Downbytheseaside, who is owned by Country Club Acres, J. Sbrocco, R. Lombardo and Diamond Creek Racing, won 14-of-22 starts and earned $1.6 million during 2017. Dragon won 12-of-18 and banked $1.35 million.
“I’m very proud of both horses,” said Brown.
Okay, Brian, so tell us: which of the two is more gifted?
“I don’t want to say,” said Brown. “They are both completely different horses. Seaside is more of a raw speed type while Dragon has so much guts. He never gives up. The only thing they have in common: They are both so ornery in the barn. They give their grooms trouble every day.”
So Downbytheseaside is the favorite to take home the 3-Year-Old Colt and Gelding Pacer and Pacer of the Year award. Blazin Britches, the 3-Year-Old Filly Pacing trophy.

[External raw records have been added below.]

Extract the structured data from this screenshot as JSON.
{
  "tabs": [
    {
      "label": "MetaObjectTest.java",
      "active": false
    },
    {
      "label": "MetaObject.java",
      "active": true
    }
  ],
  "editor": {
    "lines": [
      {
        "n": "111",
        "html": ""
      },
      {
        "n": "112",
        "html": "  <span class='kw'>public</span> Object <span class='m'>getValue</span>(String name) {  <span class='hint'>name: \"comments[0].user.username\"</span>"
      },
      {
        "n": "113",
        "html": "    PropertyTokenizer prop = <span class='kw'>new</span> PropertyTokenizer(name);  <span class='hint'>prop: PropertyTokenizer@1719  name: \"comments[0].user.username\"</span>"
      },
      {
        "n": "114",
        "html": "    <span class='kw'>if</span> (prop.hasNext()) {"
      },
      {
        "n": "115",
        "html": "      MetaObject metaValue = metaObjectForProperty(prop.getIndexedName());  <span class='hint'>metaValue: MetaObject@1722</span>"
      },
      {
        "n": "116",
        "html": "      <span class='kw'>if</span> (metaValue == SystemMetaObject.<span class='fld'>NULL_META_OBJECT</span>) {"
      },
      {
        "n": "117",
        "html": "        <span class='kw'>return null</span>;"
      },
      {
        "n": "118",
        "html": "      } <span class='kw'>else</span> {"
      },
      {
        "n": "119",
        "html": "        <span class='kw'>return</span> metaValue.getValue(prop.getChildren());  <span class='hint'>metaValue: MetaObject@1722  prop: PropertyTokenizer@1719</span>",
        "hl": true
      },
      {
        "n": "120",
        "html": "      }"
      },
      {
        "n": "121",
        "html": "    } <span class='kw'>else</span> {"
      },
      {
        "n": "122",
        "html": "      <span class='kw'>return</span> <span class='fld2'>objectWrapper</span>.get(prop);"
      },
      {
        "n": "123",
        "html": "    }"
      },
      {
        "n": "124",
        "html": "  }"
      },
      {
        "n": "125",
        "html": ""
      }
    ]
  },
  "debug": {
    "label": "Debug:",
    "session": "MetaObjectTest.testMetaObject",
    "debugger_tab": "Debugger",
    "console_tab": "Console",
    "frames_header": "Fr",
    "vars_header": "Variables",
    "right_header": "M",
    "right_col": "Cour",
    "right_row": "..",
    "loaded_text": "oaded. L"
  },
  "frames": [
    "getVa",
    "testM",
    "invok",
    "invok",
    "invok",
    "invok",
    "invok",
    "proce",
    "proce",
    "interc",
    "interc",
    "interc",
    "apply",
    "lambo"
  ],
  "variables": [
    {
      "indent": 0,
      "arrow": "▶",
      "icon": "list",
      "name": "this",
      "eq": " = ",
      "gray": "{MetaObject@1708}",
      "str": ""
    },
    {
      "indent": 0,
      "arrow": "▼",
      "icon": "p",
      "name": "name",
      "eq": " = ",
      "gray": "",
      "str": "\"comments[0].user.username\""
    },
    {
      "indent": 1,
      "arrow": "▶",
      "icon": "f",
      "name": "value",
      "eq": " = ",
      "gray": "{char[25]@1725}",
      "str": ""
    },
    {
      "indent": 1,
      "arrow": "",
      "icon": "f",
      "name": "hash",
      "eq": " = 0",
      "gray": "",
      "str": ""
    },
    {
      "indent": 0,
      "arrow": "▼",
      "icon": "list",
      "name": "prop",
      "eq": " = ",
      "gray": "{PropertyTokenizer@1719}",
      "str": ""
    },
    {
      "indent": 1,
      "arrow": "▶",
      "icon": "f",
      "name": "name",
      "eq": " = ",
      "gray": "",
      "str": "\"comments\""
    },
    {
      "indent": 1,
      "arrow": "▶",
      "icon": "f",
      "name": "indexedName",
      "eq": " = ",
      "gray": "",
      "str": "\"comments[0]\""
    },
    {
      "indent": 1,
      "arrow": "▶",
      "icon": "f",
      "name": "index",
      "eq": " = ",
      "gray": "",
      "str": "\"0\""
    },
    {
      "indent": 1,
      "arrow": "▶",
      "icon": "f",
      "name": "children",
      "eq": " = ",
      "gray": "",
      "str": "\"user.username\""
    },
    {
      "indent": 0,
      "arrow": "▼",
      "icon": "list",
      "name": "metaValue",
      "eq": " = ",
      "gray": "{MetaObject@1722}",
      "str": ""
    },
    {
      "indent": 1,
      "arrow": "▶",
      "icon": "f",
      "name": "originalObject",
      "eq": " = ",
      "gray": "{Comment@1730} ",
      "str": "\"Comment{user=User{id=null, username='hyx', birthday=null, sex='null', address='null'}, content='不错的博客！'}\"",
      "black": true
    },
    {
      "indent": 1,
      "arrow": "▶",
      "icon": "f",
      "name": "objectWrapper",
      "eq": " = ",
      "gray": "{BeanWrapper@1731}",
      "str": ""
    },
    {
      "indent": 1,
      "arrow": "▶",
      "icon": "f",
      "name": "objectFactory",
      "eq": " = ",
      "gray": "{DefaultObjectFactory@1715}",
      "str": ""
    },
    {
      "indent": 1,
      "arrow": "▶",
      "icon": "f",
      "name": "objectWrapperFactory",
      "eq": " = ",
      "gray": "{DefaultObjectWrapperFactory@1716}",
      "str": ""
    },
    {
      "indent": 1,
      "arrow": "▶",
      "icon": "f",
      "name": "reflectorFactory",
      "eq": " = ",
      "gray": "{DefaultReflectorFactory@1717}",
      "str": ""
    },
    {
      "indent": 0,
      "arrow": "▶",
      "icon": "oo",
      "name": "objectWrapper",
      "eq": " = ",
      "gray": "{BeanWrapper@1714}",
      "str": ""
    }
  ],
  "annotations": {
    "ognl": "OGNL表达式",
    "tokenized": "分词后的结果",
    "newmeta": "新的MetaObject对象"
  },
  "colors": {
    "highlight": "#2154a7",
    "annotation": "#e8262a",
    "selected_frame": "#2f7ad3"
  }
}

There’s also one more piece of hardware that the voters figure to be sending to the barn as well:
Trainer of the Year.
Foster doubles in DSBF finals
Driver Russell Foster, a 28-year-old who competes regularly at Dover and Rosecroft, had his biggest day yet in the sulky, guiding two winners in the four $100,000 Delaware Standardbred Breeders Fund Finals on the Progress Pace undercard.
Foster piloted Star Sapphire ($7.00 to win) to a minor upset over 6-5 favorite Vandalous in the 2-year-old filly trot in 1:59. Vandalous held second with Déjà Vu Blue third.
The daughter of Anders Bluestone—Victory Starburst won her third straight and fourth overall in eight starts. Her earnings now stand at $125,650 for trainer Tui Stone.
Foster struck again with another second choice in the 2-year-old colt and gelding pace with Slick Tony ($5.80), gunning down 2-5 public choice Evolution Tour at the wire in 1:51.4. The No Spin Zone-Queen Kathy product won for the fifth straight time, upping his seasonal stats to nine wins in 11 tries and a bankroll of $151,797 for trainer George Leager.
“Ones that win,” was the understated Foster’s response when asked in the winner’s circle if he preferred driving trotters or pacers.
The biggest purse that Foster had ever won prior to his DSBF successes was for $20,000. Yesterday, he won a pair for five times that. In this, only his second year of driving full time, Foster has won 300 races, good for a bankroll of over $2.3 million.
Sky Marshal ($15.20) and driver Carlo Poliseno caught 1-5 favorite Super Fly at the wire to take the 2-year-old colt and gelding trot in 1:56.4 while Go Sandy Go ($6.40) and driver Jason Green left the chalk players 0-for-4 in the DSBF events, defeating even-money choice Pedal Power in 1:53.4 in the 2-year-old filly pace.